Bill Rapai had just finished writing one book when his curiosity led him to the edge of another and the waters of Lake St. Clair, where peculiar questions surfaced about its clarity. What he learned was troubling. Clear water is to be praised. No? In this case that was not at all clear.
“It had been a turbid lake,” explained Rapai, author of the 2016 Michigan Notable Book, “Lake Invaders: Invasive Species and the Battle for The Future of the Great Lakes,” published by Wayne State University Press. “You would stand on the pier and look down and not see the bottom. Then, boom! Suddenly the water was clear. I asked my biology friends why, and they said because the plankton is disappearing because of the quagga mussels and zebra mussels.”
The filter-feeding mussels, both natives of Eastern Europe and considered invasive species here, had stripped away the plankton needed to feed other organisms and fish, thus turning the lake ecology on its head. And the mussels, he came to learn, are only the tip of the invasive spear that ripped into the heart of the Great Lakes.
Rapai’s two-year journey researching his book revealed more than 180 invasive aquatic species now inhabit our inland seas. Not all do damage, but some have radically altered the lakes, and now often are transported into inland lakes by anglers, boaters and unaware lakefront property owners.
I wrote this because the Great Lakes are dear to me. I’d like the book to be a call for action.
— Bill Rapai
“I am cursed with the legacy of my mother who was a science teacher,” claims Rapai, a former Detroit Free Press and Boston Globe journalist who is well-known for his birdwatching interests and being president of Grosse Pointe Audubon for 18 years. His first book, “Kirtland’s Warbler: The Story of a Bird’s Fight Against Extinction and the People Who Saved It,” was a Michigan Notable Book in 2013.
“I’m naturally curious, and my mother made the natural world around me and my siblings so compelling and interesting,” he said.

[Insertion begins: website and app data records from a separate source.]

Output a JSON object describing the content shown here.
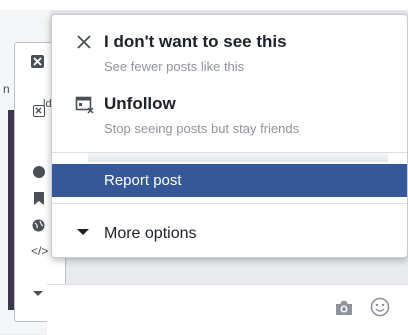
{
  "background": {
    "underlying_menu_fragment": "n",
    "underlying_menu_icon_letter": "ld",
    "code_icon_text": "</>"
  },
  "menu": {
    "items": [
      {
        "title": "I don't want to see this",
        "subtitle": "See fewer posts like this",
        "icon": "close-icon"
      },
      {
        "title": "Unfollow",
        "subtitle": "Stop seeing posts but stay friends",
        "icon": "unfollow-icon"
      }
    ],
    "report": {
      "label": "Report post",
      "highlighted": true,
      "highlight_color": "#365899"
    },
    "more": {
      "label": "More options",
      "icon": "caret-down-icon"
    }
  },
  "comment_bar": {
    "icons": [
      "camera-icon",
      "smile-icon"
    ]
  },
  "colors": {
    "title_text": "#1d2129",
    "subtitle_text": "#90949c",
    "highlight": "#365899"
  }
}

Rapai’s book tells the stories of people who are affected by the aquatic invasion, the species’ life history, their sometimes-devastating impacts and historic roots. He explains sea lampreys, gobies, spiny waterfleas and rusty crayfish, the invasive water plants often ignored, and the politics and economics that enable their entry and limit their control.
“The more I looked, the more I saw there was a book here,” Rapai said. “These critters don’t just come in in the ballast water of ships. There are things that come in from the aquarium trade — like Eurasian milfoil. What do people do with their aquariums when they are done with them? They just dump them in the lakes.

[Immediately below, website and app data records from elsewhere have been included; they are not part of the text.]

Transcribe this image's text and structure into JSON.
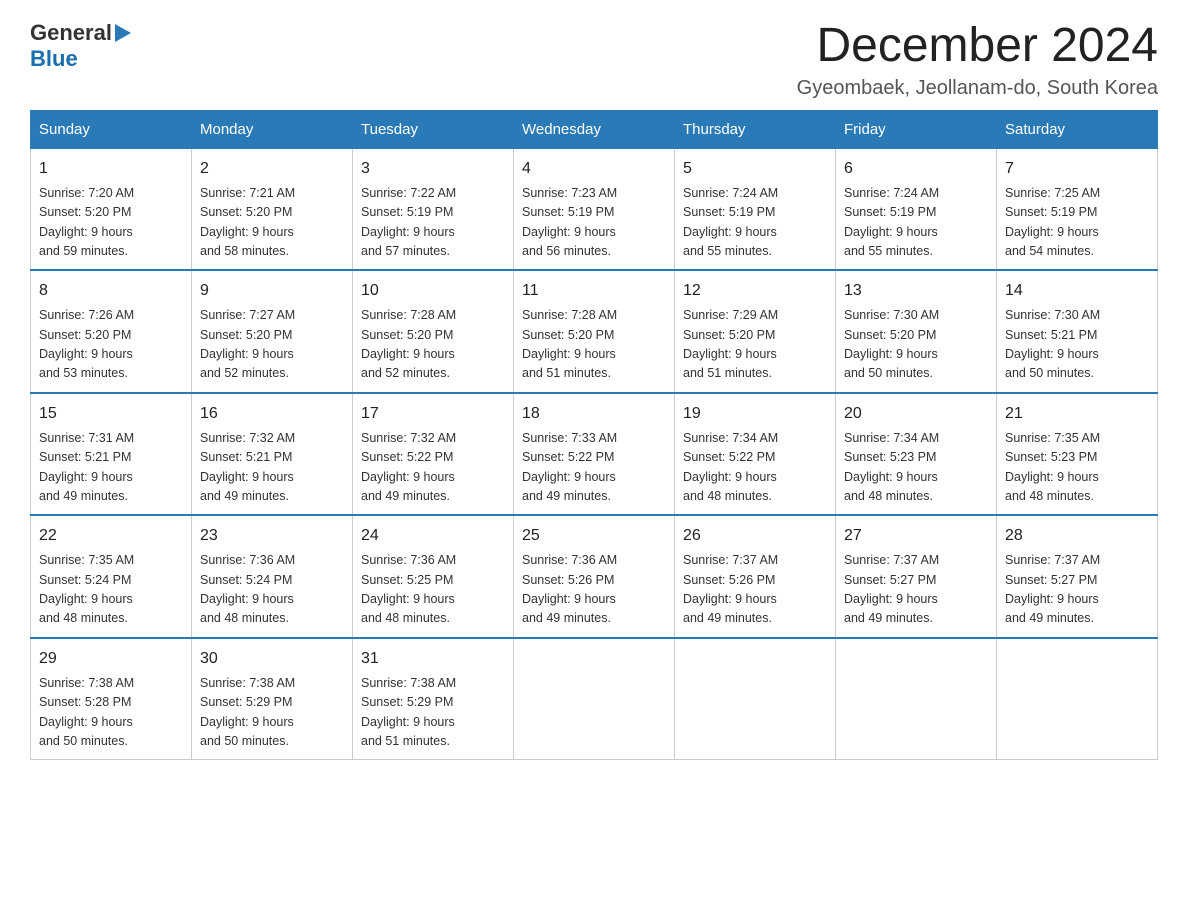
{
  "header": {
    "logo_general": "General",
    "logo_blue": "Blue",
    "month_title": "December 2024",
    "location": "Gyeombaek, Jeollanam-do, South Korea"
  },
  "weekdays": [
    "Sunday",
    "Monday",
    "Tuesday",
    "Wednesday",
    "Thursday",
    "Friday",
    "Saturday"
  ],
  "weeks": [
    [
      {
        "day": "1",
        "sunrise": "7:20 AM",
        "sunset": "5:20 PM",
        "daylight": "9 hours and 59 minutes."
      },
      {
        "day": "2",
        "sunrise": "7:21 AM",
        "sunset": "5:20 PM",
        "daylight": "9 hours and 58 minutes."
      },
      {
        "day": "3",
        "sunrise": "7:22 AM",
        "sunset": "5:19 PM",
        "daylight": "9 hours and 57 minutes."
      },
      {
        "day": "4",
        "sunrise": "7:23 AM",
        "sunset": "5:19 PM",
        "daylight": "9 hours and 56 minutes."
      },
      {
        "day": "5",
        "sunrise": "7:24 AM",
        "sunset": "5:19 PM",
        "daylight": "9 hours and 55 minutes."
      },
      {
        "day": "6",
        "sunrise": "7:24 AM",
        "sunset": "5:19 PM",
        "daylight": "9 hours and 55 minutes."
      },
      {
        "day": "7",
        "sunrise": "7:25 AM",
        "sunset": "5:19 PM",
        "daylight": "9 hours and 54 minutes."
      }
    ],
    [
      {
        "day": "8",
        "sunrise": "7:26 AM",
        "sunset": "5:20 PM",
        "daylight": "9 hours and 53 minutes."
      },
      {
        "day": "9",
        "sunrise": "7:27 AM",
        "sunset": "5:20 PM",
        "daylight": "9 hours and 52 minutes."
      },
      {
        "day": "10",
        "sunrise": "7:28 AM",
        "sunset": "5:20 PM",
        "daylight": "9 hours and 52 minutes."
      },
      {
        "day": "11",
        "sunrise": "7:28 AM",
        "sunset": "5:20 PM",
        "daylight": "9 hours and 51 minutes."
      },
      {
        "day": "12",
        "sunrise": "7:29 AM",
        "sunset": "5:20 PM",
        "daylight": "9 hours and 51 minutes."
      },
      {
        "day": "13",
        "sunrise": "7:30 AM",
        "sunset": "5:20 PM",
        "daylight": "9 hours and 50 minutes."
      },
      {
        "day": "14",
        "sunrise": "7:30 AM",
        "sunset": "5:21 PM",
        "daylight": "9 hours and 50 minutes."
      }
    ],
    [
      {
        "day": "15",
        "sunrise": "7:31 AM",
        "sunset": "5:21 PM",
        "daylight": "9 hours and 49 minutes."
      },
      {
        "day": "16",
        "sunrise": "7:32 AM",
        "sunset": "5:21 PM",
        "daylight": "9 hours and 49 minutes."
      },
      {
        "day": "17",
        "sunrise": "7:32 AM",
        "sunset": "5:22 PM",
        "daylight": "9 hours and 49 minutes."
      },
      {
        "day": "18",
        "sunrise": "7:33 AM",
        "sunset": "5:22 PM",
        "daylight": "9 hours and 49 minutes."
      },
      {
        "day": "19",
        "sunrise": "7:34 AM",
        "sunset": "5:22 PM",
        "daylight": "9 hours and 48 minutes."
      },
      {
        "day": "20",
        "sunrise": "7:34 AM",
        "sunset": "5:23 PM",
        "daylight": "9 hours and 48 minutes."
      },
      {
        "day": "21",
        "sunrise": "7:35 AM",
        "sunset": "5:23 PM",
        "daylight": "9 hours and 48 minutes."
      }
    ],
    [
      {
        "day": "22",
        "sunrise": "7:35 AM",
        "sunset": "5:24 PM",
        "daylight": "9 hours and 48 minutes."
      },
      {
        "day": "23",
        "sunrise": "7:36 AM",
        "sunset": "5:24 PM",
        "daylight": "9 hours and 48 minutes."
      },
      {
        "day": "24",
        "sunrise": "7:36 AM",
        "sunset": "5:25 PM",
        "daylight": "9 hours and 48 minutes."
      },
      {
        "day": "25",
        "sunrise": "7:36 AM",
        "sunset": "5:26 PM",
        "daylight": "9 hours and 49 minutes."
      },
      {
        "day": "26",
        "sunrise": "7:37 AM",
        "sunset": "5:26 PM",
        "daylight": "9 hours and 49 minutes."
      },
      {
        "day": "27",
        "sunrise": "7:37 AM",
        "sunset": "5:27 PM",
        "daylight": "9 hours and 49 minutes."
      },
      {
        "day": "28",
        "sunrise": "7:37 AM",
        "sunset": "5:27 PM",
        "daylight": "9 hours and 49 minutes."
      }
    ],
    [
      {
        "day": "29",
        "sunrise": "7:38 AM",
        "sunset": "5:28 PM",
        "daylight": "9 hours and 50 minutes."
      },
      {
        "day": "30",
        "sunrise": "7:38 AM",
        "sunset": "5:29 PM",
        "daylight": "9 hours and 50 minutes."
      },
      {
        "day": "31",
        "sunrise": "7:38 AM",
        "sunset": "5:29 PM",
        "daylight": "9 hours and 51 minutes."
      },
      null,
      null,
      null,
      null
    ]
  ],
  "labels": {
    "sunrise": "Sunrise:",
    "sunset": "Sunset:",
    "daylight": "Daylight:"
  }
}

“What worries me is that people don’t act until it affects them for things like hydrilla water lettuce and milfoil. Nothing is more pleasurable than to go out on the dock and take a swim, but no one does if the water is full of sea weed.”
Boaters and anglers need to be more aware, Rapai explained. They need to clean their boats, live-wells, outboards, trailers and bait buckets so invasive organisms aren’t moved from one lake to another.
“I wrote this because the Great Lakes are dear to me,” Rapai said. I’d like the book to be a call for action. I grew up in Detroit and spent a lot of time on Belle Isle as kid and my family’s cottage was in Monroe. I want people to understand what is happening.”
Rapai’s book is an important read for anyone living and playing on the water. It’s available from local and online booksellers.
Howard Meyerson is the managing editor for Michigan BLUE Magazine.